In Praise of Poles: Celebrating Team Decision-making.



Culture Fuel From the Trail series

This series of posts is inspired by our recent 6-day section hike of the Appalachian Trail, which you can read more about here. Each of these posts offers an insight from our experience on the trail that applies to life and leadership. Enjoy!

“So it came about when Moses held his hand up, that Israel prevailed, and when he let his hand down, Amalek prevailed. But Moses’ hands were heavy. Then they took a stone and put it under him, and he sat on it; and Aaron and Hur supported his hands, one on one side and one on the other. Thus his hands were steady until the sun set.”
— Exodus 17:11,12

I'm not proud of it, but it's true. It wasn't too long ago that I thought trekking poles were for sissies! That they were a sort of "trail walker" for the infirm of body or mind. I couldn't have been more wrong. Now I swear by them and have become a pole-evangelist. Here's why...

  • Balance. When you're packing, you add 20-30 pounds or more to your overall weight, altering your center of balance dramatically. Poles help immensely with keeping your balance on the trail, not to mention when you're wading a fast-flowing stream.
  • Shock. My knees bear the brunt of years of running, and I can't run more than 3 miles now without severe pain. So adding 30 pounds to the mix had me anxious at first. Especially when going downhill, the poles distribute my weight and act as shock absorbers. They allow my knees to go twice as far.
  • Stability. A combination of balance and shock, poles help lessen the effect of torsional flex in my joints, the moving from side to side that stresses ligaments. In effect, you become four-footed with poles. Over rocks and logs, the added stability is noticeable.
  • Strength. Going uphill with a pack, poles allow my upper body to get into the action. Triceps, delts, and lats all get to participate in hauling my butt up the mountain, taking some of the load off my hamstrings and quads.
  • Posture. This one might surprise you unless you're a hiker. After about an hour of hiking, the centrifugal force of swinging your arms in natural stride causes the blood to pool in your hands and your fingers to swell like little sausages. Poles keep your hands 90 degrees out from your body and happy!

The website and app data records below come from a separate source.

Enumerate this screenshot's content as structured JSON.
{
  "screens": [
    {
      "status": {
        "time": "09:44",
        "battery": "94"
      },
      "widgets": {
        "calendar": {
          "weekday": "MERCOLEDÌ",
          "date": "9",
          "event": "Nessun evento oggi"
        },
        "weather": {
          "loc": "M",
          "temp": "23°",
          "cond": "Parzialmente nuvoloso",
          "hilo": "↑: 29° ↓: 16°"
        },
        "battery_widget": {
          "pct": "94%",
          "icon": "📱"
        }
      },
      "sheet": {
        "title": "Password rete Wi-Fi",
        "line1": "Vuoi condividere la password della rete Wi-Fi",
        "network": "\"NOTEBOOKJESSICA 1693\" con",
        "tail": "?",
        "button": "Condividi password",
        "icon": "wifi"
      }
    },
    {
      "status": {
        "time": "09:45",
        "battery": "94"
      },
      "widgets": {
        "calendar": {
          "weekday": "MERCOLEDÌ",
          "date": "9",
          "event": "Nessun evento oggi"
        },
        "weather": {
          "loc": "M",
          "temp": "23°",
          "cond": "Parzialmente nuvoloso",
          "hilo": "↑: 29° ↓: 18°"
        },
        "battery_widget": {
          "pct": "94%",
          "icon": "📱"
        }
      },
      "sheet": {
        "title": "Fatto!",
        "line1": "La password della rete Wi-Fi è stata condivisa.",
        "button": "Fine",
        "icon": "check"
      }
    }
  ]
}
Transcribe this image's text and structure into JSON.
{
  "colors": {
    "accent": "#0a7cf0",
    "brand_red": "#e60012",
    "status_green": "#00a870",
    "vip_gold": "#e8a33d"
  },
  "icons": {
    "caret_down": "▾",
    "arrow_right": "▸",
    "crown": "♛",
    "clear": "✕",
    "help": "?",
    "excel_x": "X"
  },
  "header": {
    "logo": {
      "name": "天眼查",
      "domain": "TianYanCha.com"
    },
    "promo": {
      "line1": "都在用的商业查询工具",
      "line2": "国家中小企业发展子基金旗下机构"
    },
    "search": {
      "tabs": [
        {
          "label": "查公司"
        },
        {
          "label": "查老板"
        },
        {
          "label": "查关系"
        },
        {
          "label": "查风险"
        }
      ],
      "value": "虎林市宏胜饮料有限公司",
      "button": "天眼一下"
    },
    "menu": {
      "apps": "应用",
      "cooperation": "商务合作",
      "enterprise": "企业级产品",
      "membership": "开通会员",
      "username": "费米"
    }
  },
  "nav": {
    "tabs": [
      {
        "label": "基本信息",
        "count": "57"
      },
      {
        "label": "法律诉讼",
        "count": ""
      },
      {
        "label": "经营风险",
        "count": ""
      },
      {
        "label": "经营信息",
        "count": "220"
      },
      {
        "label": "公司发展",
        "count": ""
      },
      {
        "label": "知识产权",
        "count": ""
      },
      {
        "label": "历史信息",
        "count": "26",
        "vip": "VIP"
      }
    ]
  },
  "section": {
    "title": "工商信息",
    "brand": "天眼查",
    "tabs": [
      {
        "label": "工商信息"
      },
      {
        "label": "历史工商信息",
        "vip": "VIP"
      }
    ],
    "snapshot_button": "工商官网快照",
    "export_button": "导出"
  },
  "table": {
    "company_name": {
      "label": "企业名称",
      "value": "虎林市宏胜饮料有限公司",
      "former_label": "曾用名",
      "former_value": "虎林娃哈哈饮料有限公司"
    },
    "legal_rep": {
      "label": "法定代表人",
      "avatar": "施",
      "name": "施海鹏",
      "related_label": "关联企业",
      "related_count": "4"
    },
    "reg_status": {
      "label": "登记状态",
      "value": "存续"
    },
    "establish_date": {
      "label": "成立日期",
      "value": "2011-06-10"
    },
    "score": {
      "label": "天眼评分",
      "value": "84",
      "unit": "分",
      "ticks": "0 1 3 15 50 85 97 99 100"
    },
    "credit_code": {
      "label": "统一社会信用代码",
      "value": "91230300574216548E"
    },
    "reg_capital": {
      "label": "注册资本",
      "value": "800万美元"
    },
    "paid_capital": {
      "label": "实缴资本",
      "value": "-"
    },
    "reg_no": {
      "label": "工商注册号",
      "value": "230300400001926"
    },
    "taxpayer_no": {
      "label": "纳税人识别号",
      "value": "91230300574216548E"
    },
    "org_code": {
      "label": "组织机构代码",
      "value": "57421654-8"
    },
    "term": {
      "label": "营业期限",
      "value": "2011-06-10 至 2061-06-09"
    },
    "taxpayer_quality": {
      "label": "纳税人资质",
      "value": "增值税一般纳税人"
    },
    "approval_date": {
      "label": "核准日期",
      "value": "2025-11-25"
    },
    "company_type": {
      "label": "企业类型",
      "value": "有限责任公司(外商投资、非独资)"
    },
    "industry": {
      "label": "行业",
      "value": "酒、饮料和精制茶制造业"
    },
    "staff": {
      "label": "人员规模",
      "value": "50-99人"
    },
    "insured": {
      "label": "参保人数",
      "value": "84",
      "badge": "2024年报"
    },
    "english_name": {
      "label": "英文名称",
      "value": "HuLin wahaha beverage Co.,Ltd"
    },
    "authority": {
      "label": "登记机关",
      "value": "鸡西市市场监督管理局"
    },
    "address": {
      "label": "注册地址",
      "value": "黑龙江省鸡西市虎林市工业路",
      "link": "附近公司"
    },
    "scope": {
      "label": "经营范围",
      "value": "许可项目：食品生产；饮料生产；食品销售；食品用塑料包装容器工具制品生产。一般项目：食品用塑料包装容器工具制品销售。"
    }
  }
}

If you caught the story with Moses above, you'll see a brilliant application of the "poles approach" to leadership in general and decision-making in specific. This picture of it taking three leaders instead of one to win the fight is a compelling vision for modern leaders to emulate. Just as trekking poles support and protect a hiker, so a team is more powerful than any one player. Let's apply just 3 of these dynamics to team decision-making:

  1. Balance. Effective decisions benefit from a wide breadth of perspective and experience. When results are the highest priority (rather than posturing, protecting, or politicking), wise leaders will draw from insights by all those affected by the decision.
  2. Strength. Decisions made by empowered teams (decisions by consensus is different than decisions by committee...but that's a topic for another post) are not only more balanced but stronger when challenged. The likelihood for grassroots support rises significantly.
  3. Stability. Decisions not only made but implemented by team tend to result in smoother integration into the organizational culture than decisions wielded by a sole power-broker. This minimizes the change stress often associated with new decisions.

So grab your poles, cultivate your team, and trek on!

Posted on May 6, 2014 .